“NHS Test and Trace numbers linked to pubs across the sector are also exceptionally low. The latest Covid-19 surveillance report from PHE shows just 30 incidents of Covid-19 in the last week were from hospitality settings.
“Serious questions must be raised over the effectiveness local hospitality lockdowns will have in stopping the spread of the virus, as well as the 10pm curfew which is pushing people into the streets or into unsecure venues. The Government must use evidence-based, proportionate measures to tackle the virus instead and commit to reviewing the measures on a regular basis and remove them if they don’t stop the spread of the virus.
“Our sector has spent hundreds of millions in ensuring it is Covid-safe and secure for staff and customers alike. The sector should be congratulated by the Government for adapting so well to create a safe environment for socialising in and should be seen as a solution to fighting the virus, not a problem.”
Scottish-based Signature Group owner Nic Wood labelled the Chancellor’s scheme a “welcome lifeline”, which will help safeguard jobs.
He added: “Pubs and bars are part of the fabric of this country and represent a safe environment where people can meet and socialise in a responsible and well managed environment. Blaming them for rising infection rates ignores the evidence and the important role they play in society.

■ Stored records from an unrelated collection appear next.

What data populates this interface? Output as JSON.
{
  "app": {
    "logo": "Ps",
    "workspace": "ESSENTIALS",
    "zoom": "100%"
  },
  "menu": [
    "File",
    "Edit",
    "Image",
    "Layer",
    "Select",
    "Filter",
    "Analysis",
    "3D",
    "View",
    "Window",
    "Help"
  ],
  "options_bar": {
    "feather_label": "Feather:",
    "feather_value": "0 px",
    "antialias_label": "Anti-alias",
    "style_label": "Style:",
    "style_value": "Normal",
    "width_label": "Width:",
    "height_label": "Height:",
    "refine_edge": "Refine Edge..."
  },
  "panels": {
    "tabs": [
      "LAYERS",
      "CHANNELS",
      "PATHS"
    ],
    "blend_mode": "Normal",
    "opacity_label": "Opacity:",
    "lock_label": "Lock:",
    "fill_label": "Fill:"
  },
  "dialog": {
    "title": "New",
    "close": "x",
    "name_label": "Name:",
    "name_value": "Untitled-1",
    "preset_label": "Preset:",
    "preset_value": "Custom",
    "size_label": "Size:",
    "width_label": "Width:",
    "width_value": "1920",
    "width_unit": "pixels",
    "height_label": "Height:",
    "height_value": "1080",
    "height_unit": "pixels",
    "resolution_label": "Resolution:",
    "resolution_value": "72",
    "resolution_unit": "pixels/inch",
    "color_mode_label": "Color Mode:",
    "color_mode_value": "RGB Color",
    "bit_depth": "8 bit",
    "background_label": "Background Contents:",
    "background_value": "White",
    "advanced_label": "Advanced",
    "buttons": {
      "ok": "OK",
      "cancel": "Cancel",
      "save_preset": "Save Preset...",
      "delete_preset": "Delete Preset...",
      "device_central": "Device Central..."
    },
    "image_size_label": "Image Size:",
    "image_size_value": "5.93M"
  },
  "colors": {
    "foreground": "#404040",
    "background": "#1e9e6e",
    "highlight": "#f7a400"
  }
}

We need hospitality to stay open as a source of employment but also as part of the support system for our collective mental health.
“The scheme launched by the Chancellor is a step in the right direction and offers some hope but we need further measures moving forward to ensure pubs and bars have a real future in this country”.